Team building doesn’t have to happen while you’re actively working. In fact, it’s proven that taking breaks together can result in a higher level of productivity and help reevaluate goals as needed.
One week, you could round up the team and grab a coffee together, or pick-up some sweet treats for your team on the way to work and gather for a morning chat. Getting together in a less formal setting will encourage better communication, sharing, and bonding between team members. If you want to start small, break up the day by stepping outside to have one of your team meetings on foot.
9. Focus on strengths
Focusing on the weaknesses of your team members can seriously affect engagement and consequently lower the team’s productivity. According to Gallup research, employees who use their strengths every day are six times more likely to be engaged in their jobs.
Everyone is different – we have different strengths, passions, and weaknesses. One of the cornerstones of a good team leader is focusing on individuals’ strengths, and bringing together a team of people that has a combined skillset to get the job done. As long as everyone contributes by bringing a strong skill to the team, their weakness should not be dwelt on.
10. Show gratitude
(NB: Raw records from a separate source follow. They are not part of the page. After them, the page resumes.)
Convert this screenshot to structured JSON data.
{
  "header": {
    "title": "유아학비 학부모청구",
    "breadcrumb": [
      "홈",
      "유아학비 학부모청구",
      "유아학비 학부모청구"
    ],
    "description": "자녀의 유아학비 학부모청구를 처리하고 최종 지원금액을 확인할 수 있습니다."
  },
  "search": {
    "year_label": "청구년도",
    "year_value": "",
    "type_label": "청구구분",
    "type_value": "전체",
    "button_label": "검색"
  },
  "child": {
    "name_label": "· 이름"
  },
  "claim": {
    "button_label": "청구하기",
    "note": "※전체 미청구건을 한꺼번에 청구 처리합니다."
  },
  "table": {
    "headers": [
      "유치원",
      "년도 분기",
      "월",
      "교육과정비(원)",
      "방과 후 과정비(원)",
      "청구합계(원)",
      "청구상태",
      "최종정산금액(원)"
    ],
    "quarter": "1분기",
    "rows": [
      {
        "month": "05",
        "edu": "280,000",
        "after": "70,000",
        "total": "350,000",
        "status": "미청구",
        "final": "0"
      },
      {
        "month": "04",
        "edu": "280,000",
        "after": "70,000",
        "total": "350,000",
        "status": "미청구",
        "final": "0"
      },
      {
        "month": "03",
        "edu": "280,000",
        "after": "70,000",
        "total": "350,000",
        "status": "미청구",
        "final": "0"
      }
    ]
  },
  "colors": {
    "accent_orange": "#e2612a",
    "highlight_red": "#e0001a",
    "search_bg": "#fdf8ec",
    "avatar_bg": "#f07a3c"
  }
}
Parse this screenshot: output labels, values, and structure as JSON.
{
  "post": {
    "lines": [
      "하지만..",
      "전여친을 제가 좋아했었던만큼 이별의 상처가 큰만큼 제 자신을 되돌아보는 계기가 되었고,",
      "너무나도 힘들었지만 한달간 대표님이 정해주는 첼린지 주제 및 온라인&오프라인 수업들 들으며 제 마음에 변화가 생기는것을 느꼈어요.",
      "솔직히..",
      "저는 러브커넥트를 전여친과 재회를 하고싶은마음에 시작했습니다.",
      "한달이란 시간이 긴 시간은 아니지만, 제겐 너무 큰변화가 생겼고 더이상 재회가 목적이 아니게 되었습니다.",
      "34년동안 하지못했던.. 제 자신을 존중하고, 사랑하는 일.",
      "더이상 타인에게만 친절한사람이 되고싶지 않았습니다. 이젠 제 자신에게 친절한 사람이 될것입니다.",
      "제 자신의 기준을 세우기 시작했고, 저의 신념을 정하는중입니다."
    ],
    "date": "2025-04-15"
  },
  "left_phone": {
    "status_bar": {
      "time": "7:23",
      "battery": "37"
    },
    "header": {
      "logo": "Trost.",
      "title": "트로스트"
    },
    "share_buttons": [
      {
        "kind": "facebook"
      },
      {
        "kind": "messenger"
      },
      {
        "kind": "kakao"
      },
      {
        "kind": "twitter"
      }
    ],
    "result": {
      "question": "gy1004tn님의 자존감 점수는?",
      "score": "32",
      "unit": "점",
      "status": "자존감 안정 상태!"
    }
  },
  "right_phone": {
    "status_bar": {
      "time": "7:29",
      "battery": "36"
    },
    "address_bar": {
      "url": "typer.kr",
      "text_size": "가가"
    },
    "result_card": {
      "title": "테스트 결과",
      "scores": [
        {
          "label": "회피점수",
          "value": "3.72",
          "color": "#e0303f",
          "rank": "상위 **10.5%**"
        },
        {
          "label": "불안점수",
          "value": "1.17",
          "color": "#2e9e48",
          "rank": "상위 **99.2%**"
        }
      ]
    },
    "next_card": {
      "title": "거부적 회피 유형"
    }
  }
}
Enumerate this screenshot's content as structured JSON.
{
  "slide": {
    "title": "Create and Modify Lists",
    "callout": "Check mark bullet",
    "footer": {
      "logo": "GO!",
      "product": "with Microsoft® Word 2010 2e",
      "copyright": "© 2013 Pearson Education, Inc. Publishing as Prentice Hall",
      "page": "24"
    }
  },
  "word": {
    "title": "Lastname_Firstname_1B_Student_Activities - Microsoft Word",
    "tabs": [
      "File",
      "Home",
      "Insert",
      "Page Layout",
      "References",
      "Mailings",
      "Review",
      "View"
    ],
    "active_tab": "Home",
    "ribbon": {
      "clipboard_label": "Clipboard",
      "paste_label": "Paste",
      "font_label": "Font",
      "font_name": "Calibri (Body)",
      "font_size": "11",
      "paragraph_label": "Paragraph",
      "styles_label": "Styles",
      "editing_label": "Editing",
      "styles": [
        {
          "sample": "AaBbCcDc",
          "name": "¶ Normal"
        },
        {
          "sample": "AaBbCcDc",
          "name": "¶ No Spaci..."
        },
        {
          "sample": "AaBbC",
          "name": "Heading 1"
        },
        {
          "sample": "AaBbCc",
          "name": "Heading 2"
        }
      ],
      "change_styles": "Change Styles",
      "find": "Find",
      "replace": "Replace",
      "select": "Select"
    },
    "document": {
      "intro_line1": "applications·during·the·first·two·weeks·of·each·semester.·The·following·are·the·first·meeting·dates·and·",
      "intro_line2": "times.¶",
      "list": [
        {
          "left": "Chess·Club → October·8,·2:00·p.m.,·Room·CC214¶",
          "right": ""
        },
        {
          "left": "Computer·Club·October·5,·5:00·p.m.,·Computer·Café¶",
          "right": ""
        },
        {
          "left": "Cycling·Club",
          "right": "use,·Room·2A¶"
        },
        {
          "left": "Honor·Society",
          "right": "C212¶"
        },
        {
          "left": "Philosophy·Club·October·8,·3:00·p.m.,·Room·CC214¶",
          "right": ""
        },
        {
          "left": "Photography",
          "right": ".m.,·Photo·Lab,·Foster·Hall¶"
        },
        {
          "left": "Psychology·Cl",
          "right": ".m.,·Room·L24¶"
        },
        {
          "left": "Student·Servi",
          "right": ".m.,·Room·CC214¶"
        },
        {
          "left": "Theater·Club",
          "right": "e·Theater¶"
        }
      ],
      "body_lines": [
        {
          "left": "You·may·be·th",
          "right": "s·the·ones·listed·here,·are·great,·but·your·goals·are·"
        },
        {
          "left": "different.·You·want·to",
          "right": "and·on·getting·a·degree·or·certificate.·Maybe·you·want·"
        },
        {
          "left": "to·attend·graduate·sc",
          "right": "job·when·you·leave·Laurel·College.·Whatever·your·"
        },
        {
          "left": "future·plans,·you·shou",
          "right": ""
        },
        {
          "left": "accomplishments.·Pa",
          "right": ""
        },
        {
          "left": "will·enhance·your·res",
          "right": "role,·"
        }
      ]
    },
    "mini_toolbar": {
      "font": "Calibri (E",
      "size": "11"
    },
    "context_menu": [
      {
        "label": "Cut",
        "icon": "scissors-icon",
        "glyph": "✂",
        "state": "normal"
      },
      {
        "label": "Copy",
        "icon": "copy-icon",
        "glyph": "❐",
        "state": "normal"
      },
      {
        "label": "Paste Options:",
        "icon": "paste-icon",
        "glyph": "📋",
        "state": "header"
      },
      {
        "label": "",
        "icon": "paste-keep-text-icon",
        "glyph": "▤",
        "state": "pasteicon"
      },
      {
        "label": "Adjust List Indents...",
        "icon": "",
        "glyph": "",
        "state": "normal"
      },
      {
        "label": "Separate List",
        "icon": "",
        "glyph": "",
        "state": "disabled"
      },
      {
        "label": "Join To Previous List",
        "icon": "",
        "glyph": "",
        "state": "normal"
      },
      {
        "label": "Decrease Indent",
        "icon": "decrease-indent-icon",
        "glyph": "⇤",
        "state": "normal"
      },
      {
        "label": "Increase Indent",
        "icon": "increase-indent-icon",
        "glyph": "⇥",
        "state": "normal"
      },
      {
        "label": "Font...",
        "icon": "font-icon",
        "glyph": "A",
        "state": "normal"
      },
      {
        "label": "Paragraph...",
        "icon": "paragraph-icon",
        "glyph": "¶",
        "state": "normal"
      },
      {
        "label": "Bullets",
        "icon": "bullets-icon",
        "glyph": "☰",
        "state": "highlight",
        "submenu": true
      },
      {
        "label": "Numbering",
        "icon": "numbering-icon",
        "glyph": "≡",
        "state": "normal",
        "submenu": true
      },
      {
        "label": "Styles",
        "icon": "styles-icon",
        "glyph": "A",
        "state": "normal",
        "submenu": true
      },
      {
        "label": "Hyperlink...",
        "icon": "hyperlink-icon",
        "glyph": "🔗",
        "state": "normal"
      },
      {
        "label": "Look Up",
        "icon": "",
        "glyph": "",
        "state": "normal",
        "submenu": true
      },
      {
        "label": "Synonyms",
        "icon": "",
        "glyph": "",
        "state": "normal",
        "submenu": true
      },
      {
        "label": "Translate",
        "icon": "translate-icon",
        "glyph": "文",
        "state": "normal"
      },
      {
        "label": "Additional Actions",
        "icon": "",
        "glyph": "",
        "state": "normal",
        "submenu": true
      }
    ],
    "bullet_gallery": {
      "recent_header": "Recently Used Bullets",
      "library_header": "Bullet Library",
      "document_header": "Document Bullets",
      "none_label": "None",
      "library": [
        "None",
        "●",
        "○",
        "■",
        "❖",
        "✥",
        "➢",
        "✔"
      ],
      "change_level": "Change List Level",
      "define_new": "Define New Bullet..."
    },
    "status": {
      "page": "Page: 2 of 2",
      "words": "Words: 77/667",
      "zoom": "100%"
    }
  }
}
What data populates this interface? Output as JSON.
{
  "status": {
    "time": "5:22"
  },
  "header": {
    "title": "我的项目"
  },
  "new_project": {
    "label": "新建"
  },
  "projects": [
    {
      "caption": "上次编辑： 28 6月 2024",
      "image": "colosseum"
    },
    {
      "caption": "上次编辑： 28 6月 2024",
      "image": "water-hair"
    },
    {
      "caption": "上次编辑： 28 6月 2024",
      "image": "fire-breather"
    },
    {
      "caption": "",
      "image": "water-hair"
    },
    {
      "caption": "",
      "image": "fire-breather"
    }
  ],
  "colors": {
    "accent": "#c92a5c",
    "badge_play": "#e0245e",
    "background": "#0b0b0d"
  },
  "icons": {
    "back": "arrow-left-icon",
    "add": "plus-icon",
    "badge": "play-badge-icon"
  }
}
How much gratitude do you show? A survey of 2,000 people, found that people are less likely to express gratitude at work than any other place. In fact, 60% of those people said they “either never express gratitude at work or do so perhaps once a year.”
It’s quite surprising then, to discover that people actually want to be thanked. 70% of the surveyed people would feel better about themselves if their boss were more grateful, and 81% would work harder. Gratitude is actually proven to lead to an increased sense of self-worth and trust within the workplace.
So, next steps? Start saying those magical words! Be thankful for the big and the small things that your colleagues bring to the table each day. (Don’t go overboard though. It’s important that your thanks are genuine and timely. Think quality, not quantity.)
11. Accept differences
“At some point almost all of us have had that moment in the workplace where we wanted to strangle the person sitting next to us.” I love this line because it’s so very true – when you’re so frustrated by one of your colleagues because their opinions, mannerisms, or approach to work seem completely alien.
But, what happens next in the scene? That’s the important thing to focus on here. If your colleague next to you in a meeting is saying something you completely disagree with, do you:
- Tune out
- Dismiss their idea
- Talk over them
- Embarrass them
- Walk out of the room
- Actually try to strangle them (Inside tip: it’s not this one)
In fact, it’s not any of these. It’s actually this secret answer:
7. Come to a compromise/understanding
At some point, there are differences of opinion in every organization – that’s only natural (you’re human, you know what the world is like). Differences of opinion can lead to frustration, disagreements, and sometimes even conflict. Conversely, they can also benefit a project or final product due to unique perspectives and influences. The difference is all in your approach.
Problems arise when differences of opinion aren’t dealt with correctly – when people feel unheard, bullied, or disregarded. If you want to keep your team together (and stay sane) consider a few of these handy tips:
- Remember the importance of balance: Think of Bert and Ernie from Sesame Street. They’re best friends but polar opposites – one represents Chaos, the other represents Order. Our lives, workplaces, and output benefit from a mix of both of characters. A workplace with just one or the other would become monotonous and less robust.
- Embrace disagreements: These are often learning opportunities. Opposite opinions should be dealt with respectfully and carefully to ensure everyone is happy and innovation is maximized.
- Appreciate the differences: Both Bert and Ernie bring something to the table. One is smart and logical, the other is playful and fun. Even though your team members have different attributes, they should be recognized for the strengths they bring. Don’t play favorites based on your own personality.